*This review is part of my series of favorite Christmas reads. Click the Christmas category on the sidebar to see the rest.*
An overworked attorney’s grandmother will stop at nothing to find her a date for Christmas in this heartwarming holiday love story about finding what really matters in life.
As a first-year law associate, Sydney Batson knows she will be updating her resume by New Year’s if she loses her current case. So when her grandmother gets inexplicably ill while Sydney is in court, she arranges for a cab to take her grandmother to the clinic.
The last thing cab driver Finn Parrish wants is to be saddled with a wheelchair-bound old lady with dementia. But because Miss Callie reminds him of his own mother, whom he failed miserably in her last days, he can’t say no when she keeps calling him for rides. Once a successful gourmet chef, Finn’s biggest concern now is paying his rent, but half the time Callie doesn’t remember to pay him. And as she starts to feel better, she leads him on wild-goose chases to find a Christmas date for her granddaughter.
When Finn meets Sydney, he’s quite certain she’s never needed help finding a date. Does Miss Callie have an ulterior motive, or is this just a mission driven by delusions? He’s willing to do whatever he can to help fulfill Callie’s Christmas wish. He just never expected to be a vital part of it.
If you take a look around my reads, you’ve probably noticed I don’t read a lot of contemporary. I can’t put my finger on why, but despite all the brilliant books in the genre, it never held much appeal for me. I’ve tried multiple books only to get bored a few chapters in.
But not with Catching Christmas.
This book took me about two days to read. I read it over 2019 and then again this year. I honestly want some film company to pick this one up and make it a Christmas movie so I can watch it and read it every year.
This book is definitely a detour from Terri Blackstock’s usual style, but that doesn’t slow it down at all.
And as I reread it this year, I realized so much of what kept me in it were the characters.
People. How do you not love Finn?! He’s so gruff and sarcastic, and yet he can’t turn down an elderly lady (who has dementia and probably won’t pay him when he really needs money) who needs a cab ride. He gets mad and yells at her daughter over an answering machine for leaving her by herself—because he cares for this lady he just met that much. And he feels his regret of the past very deeply. While Sydney was a great character herself, Finn was who sold the book for me.
The book also rocks the tension and stakes. The further this ridiculous predicament went—Callie having Finn drive her around to try and hunt down a boyfriend for Sydney—the more I wanted to see just how it all settles out.

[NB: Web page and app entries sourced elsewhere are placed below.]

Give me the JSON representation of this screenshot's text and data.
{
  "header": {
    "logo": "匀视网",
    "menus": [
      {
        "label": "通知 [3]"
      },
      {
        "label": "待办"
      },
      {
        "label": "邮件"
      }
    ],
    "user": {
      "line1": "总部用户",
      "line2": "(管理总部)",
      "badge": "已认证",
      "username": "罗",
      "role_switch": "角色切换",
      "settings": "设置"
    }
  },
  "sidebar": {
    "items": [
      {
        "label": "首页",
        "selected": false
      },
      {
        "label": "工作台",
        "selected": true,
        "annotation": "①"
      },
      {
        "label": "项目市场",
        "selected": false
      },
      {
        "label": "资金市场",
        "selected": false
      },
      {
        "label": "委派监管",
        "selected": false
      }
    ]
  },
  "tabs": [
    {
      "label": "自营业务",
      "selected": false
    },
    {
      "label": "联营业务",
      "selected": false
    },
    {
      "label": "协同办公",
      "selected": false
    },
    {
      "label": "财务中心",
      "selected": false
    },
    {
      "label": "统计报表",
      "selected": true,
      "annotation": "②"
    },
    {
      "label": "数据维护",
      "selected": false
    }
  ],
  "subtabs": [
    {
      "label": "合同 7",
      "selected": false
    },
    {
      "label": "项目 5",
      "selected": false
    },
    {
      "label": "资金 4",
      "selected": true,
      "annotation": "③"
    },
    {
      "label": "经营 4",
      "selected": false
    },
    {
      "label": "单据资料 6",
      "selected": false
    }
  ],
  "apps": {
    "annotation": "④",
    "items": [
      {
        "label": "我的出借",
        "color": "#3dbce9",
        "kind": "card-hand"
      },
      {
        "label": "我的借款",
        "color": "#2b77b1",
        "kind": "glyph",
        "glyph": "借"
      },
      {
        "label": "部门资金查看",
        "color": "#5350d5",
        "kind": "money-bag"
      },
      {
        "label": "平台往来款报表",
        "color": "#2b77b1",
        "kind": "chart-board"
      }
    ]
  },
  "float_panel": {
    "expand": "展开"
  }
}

But don’t think it’s all fun and games here. Part of the sweet element of this book is definitely a bittersweet note. Even in that, the author realistically depicted grief and regret.
I can literally think of nothing negative about this book. I guess that it’s so short? But if it were any longer, maybe it wouldn’t work so well.
This sweet book is one of my favorite Christmas reads and one I’ll read every year. Now if you know of a film company in need of their next Christmas film, let me know, I could help with that.
Hi there! Rachel again. Check out this section for book reviews and cover reveals of some of my favorites!